◆ **Website and app data records**

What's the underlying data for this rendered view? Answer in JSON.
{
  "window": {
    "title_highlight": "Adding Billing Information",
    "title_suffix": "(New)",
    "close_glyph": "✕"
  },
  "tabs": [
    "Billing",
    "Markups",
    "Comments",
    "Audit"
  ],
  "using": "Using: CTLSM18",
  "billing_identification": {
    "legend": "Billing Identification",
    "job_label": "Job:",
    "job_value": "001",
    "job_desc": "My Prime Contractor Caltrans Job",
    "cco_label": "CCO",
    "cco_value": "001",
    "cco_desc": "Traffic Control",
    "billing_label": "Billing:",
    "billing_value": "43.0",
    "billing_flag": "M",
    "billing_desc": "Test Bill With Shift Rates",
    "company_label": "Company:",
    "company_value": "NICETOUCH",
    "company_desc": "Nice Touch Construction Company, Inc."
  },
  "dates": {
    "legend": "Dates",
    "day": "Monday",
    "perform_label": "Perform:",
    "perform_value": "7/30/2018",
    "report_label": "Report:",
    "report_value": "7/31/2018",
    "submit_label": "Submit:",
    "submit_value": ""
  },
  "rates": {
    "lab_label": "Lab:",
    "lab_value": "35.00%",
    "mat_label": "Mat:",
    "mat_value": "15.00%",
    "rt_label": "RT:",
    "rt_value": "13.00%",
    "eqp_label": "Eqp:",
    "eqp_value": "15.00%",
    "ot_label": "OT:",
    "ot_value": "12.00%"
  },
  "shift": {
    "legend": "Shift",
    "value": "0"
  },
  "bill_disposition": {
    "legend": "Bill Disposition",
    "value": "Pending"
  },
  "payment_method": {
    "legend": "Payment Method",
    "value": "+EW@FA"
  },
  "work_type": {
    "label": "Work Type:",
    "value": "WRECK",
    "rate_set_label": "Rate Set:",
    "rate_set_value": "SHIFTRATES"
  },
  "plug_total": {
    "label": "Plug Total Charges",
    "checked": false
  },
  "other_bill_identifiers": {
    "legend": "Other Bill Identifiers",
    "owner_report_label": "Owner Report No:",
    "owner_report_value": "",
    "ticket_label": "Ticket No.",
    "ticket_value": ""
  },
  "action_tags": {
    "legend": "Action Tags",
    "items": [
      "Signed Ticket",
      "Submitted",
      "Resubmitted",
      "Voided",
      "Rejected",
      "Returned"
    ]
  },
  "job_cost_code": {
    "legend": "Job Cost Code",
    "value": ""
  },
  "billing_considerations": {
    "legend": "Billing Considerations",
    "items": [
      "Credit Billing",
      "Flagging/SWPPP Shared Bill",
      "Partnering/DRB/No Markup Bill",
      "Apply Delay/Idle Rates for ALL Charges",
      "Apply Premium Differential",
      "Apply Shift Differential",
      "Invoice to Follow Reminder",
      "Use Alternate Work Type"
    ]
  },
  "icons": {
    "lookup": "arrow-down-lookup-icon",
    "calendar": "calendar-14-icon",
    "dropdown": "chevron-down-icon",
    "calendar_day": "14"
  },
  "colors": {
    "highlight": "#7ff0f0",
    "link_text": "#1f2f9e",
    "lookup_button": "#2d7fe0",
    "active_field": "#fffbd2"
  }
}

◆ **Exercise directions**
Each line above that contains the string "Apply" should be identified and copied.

◆ **Written answer**
      "Apply Delay/Idle Rates for ALL Charges",
      "Apply Premium Differential",
      "Apply Shift Differential",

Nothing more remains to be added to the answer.